• [EXERCISE REQUIREMENTS] Please copy each line below that contains the word "count".

• [TASK INPUT]
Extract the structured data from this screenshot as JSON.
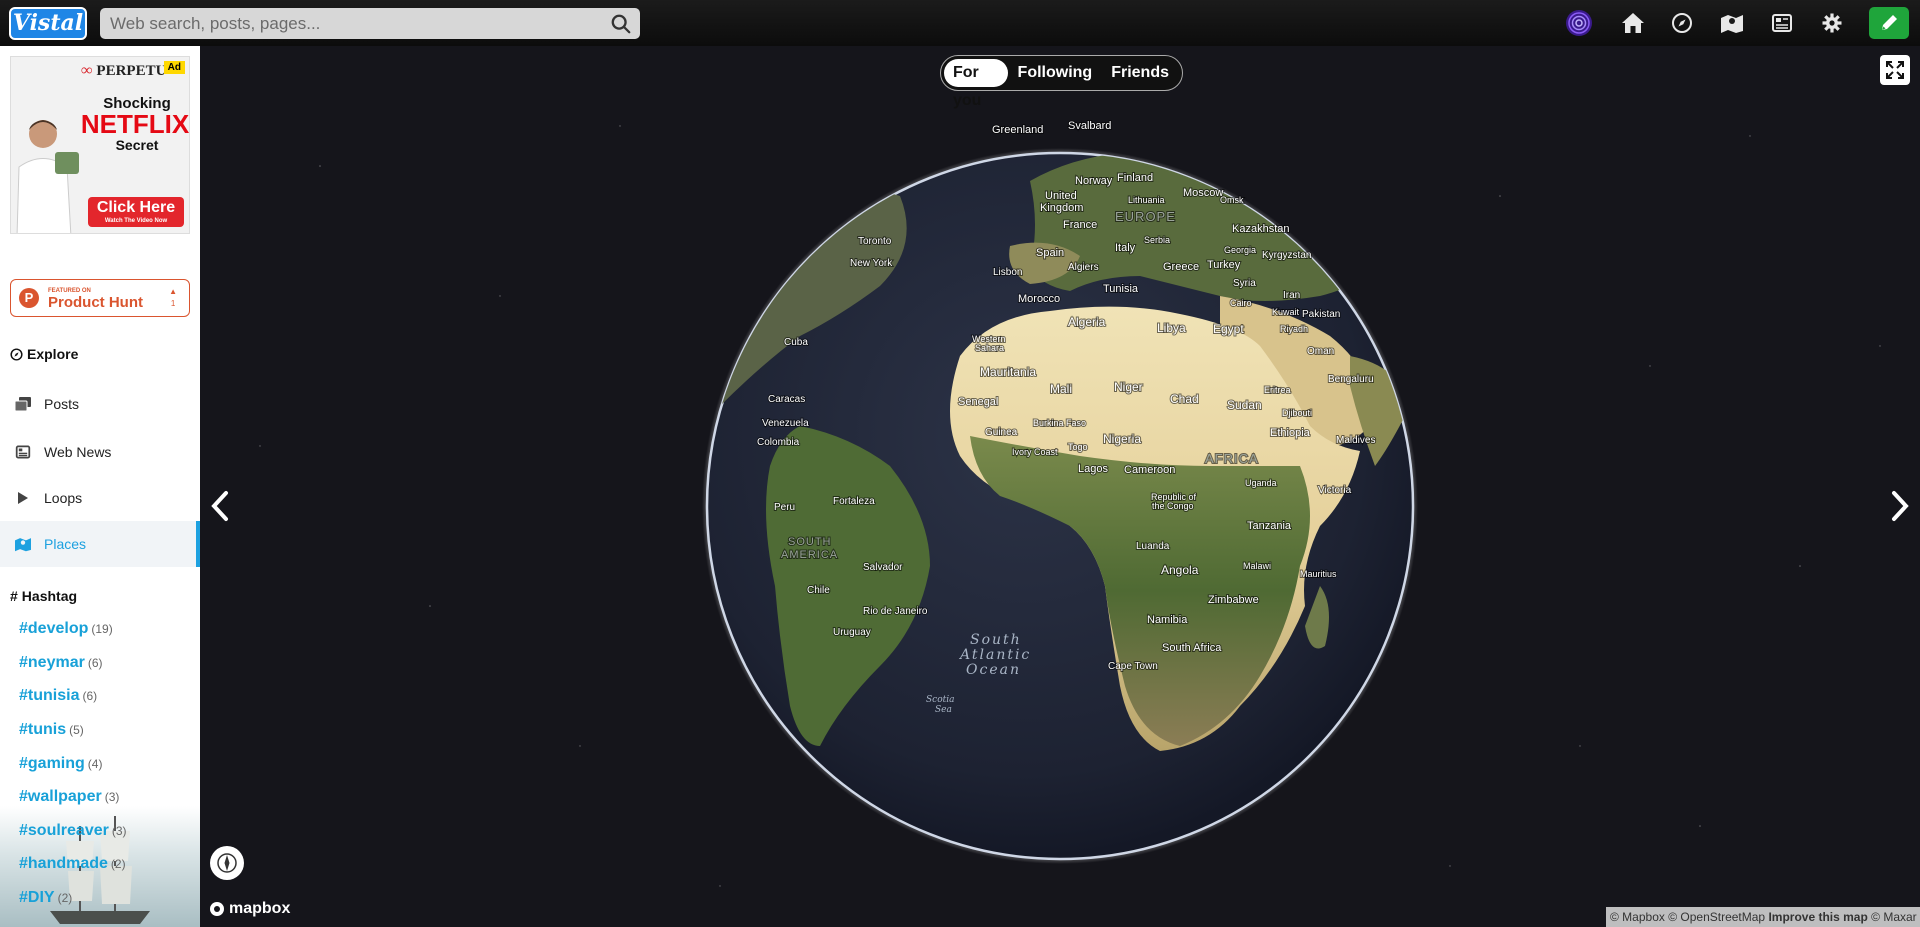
{
  "app": {
    "logo_text": "Vistal"
  },
  "search": {
    "placeholder": "Web search, posts, pages..."
  },
  "header_icons": [
    "spiral-avatar-icon",
    "home-icon",
    "compass-icon",
    "map-icon",
    "news-icon",
    "gear-icon",
    "pencil-icon"
  ],
  "colors": {
    "accent": "#1da1e0",
    "logo_blue": "#1f86e6",
    "compose_green": "#1fa53b",
    "product_hunt": "#da552f"
  },
  "ad": {
    "brand": "PERPETU",
    "tag": "Ad",
    "line1": "Shocking",
    "line2": "NETFLIX",
    "line3": "Secret",
    "cta": "Click Here",
    "cta_sub": "Watch The Video Now"
  },
  "product_hunt": {
    "small": "FEATURED ON",
    "name": "Product Hunt",
    "count": "1"
  },
  "sidebar": {
    "explore_title": "Explore",
    "items": [
      {
        "label": "Posts",
        "icon": "posts-icon",
        "active": false
      },
      {
        "label": "Web News",
        "icon": "news-icon",
        "active": false
      },
      {
        "label": "Loops",
        "icon": "play-icon",
        "active": false
      },
      {
        "label": "Places",
        "icon": "map-icon",
        "active": true
      }
    ],
    "hashtag_title": "Hashtag",
    "hashtags": [
      {
        "tag": "#develop",
        "count": "(19)"
      },
      {
        "tag": "#neymar",
        "count": "(6)"
      },
      {
        "tag": "#tunisia",
        "count": "(6)"
      },
      {
        "tag": "#tunis",
        "count": "(5)"
      },
      {
        "tag": "#gaming",
        "count": "(4)"
      },
      {
        "tag": "#wallpaper",
        "count": "(3)"
      },
      {
        "tag": "#soulreaver",
        "count": "(3)"
      },
      {
        "tag": "#handmade",
        "count": "(2)"
      },
      {
        "tag": "#DIY",
        "count": "(2)"
      }
    ]
  },
  "feed_tabs": [
    {
      "label": "For you",
      "active": true
    },
    {
      "label": "Following",
      "active": false
    },
    {
      "label": "Friends",
      "active": false
    }
  ],
  "map": {
    "brand": "mapbox",
    "attribution": {
      "a": "© Mapbox",
      "b": "© OpenStreetMap",
      "improve": "Improve this map",
      "c": "© Maxar"
    },
    "labels": {
      "greenland": "Greenland",
      "svalbard": "Svalbard",
      "norway": "Norway",
      "finland": "Finland",
      "united_kingdom_1": "United",
      "united_kingdom_2": "Kingdom",
      "lithuania": "Lithuania",
      "moscow": "Moscow",
      "omsk": "Omsk",
      "france": "France",
      "europe": "EUROPE",
      "kazakhstan": "Kazakhstan",
      "toronto": "Toronto",
      "serbia": "Serbia",
      "spain": "Spain",
      "italy": "Italy",
      "georgia": "Georgia",
      "kyrgyzstan": "Kyrgyzstan",
      "new_york": "New York",
      "lisbon": "Lisbon",
      "algiers": "Algiers",
      "greece": "Greece",
      "turkey": "Turkey",
      "syria": "Syria",
      "tunisia": "Tunisia",
      "iran": "Iran",
      "morocco": "Morocco",
      "cairo": "Cairo",
      "kuwait": "Kuwait",
      "pakistan": "Pakistan",
      "algeria": "Algeria",
      "libya": "Libya",
      "egypt": "Egypt",
      "riyadh": "Riyadh",
      "cuba": "Cuba",
      "western_sahara_1": "Western",
      "western_sahara_2": "Sahara",
      "oman": "Oman",
      "mauritania": "Mauritania",
      "bengaluru": "Bengaluru",
      "mali": "Mali",
      "niger": "Niger",
      "eritrea": "Eritrea",
      "caracas": "Caracas",
      "senegal": "Senegal",
      "chad": "Chad",
      "sudan": "Sudan",
      "djibouti": "Djibouti",
      "venezuela": "Venezuela",
      "burkina_faso": "Burkina Faso",
      "guinea": "Guinea",
      "ethiopia": "Ethiopia",
      "colombia": "Colombia",
      "nigeria": "Nigeria",
      "maldives": "Maldives",
      "ivory_coast": "Ivory Coast",
      "togo": "Togo",
      "africa": "AFRICA",
      "lagos": "Lagos",
      "cameroon": "Cameroon",
      "uganda": "Uganda",
      "victoria": "Victoria",
      "peru": "Peru",
      "fortaleza": "Fortaleza",
      "congo_1": "Republic of",
      "congo_2": "the Congo",
      "tanzania": "Tanzania",
      "south_america_1": "SOUTH",
      "south_america_2": "AMERICA",
      "luanda": "Luanda",
      "salvador": "Salvador",
      "malawi": "Malawi",
      "mauritius": "Mauritius",
      "angola": "Angola",
      "chile": "Chile",
      "zimbabwe": "Zimbabwe",
      "rio": "Rio de Janeiro",
      "namibia": "Namibia",
      "uruguay": "Uruguay",
      "south_africa": "South Africa",
      "ocean_1": "South",
      "ocean_2": "Atlantic",
      "ocean_3": "Ocean",
      "cape_town": "Cape Town",
      "scotia_1": "Scotia",
      "scotia_2": "Sea"
    }
  }
}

• [TASK ANSWER]
    "count": "1"
        "count": "(19)"
        "count": "(6)"
        "count": "(6)"
        "count": "(5)"
        "count": "(4)"
        "count": "(3)"
        "count": "(3)"
        "count": "(2)"
        "count": "(2)"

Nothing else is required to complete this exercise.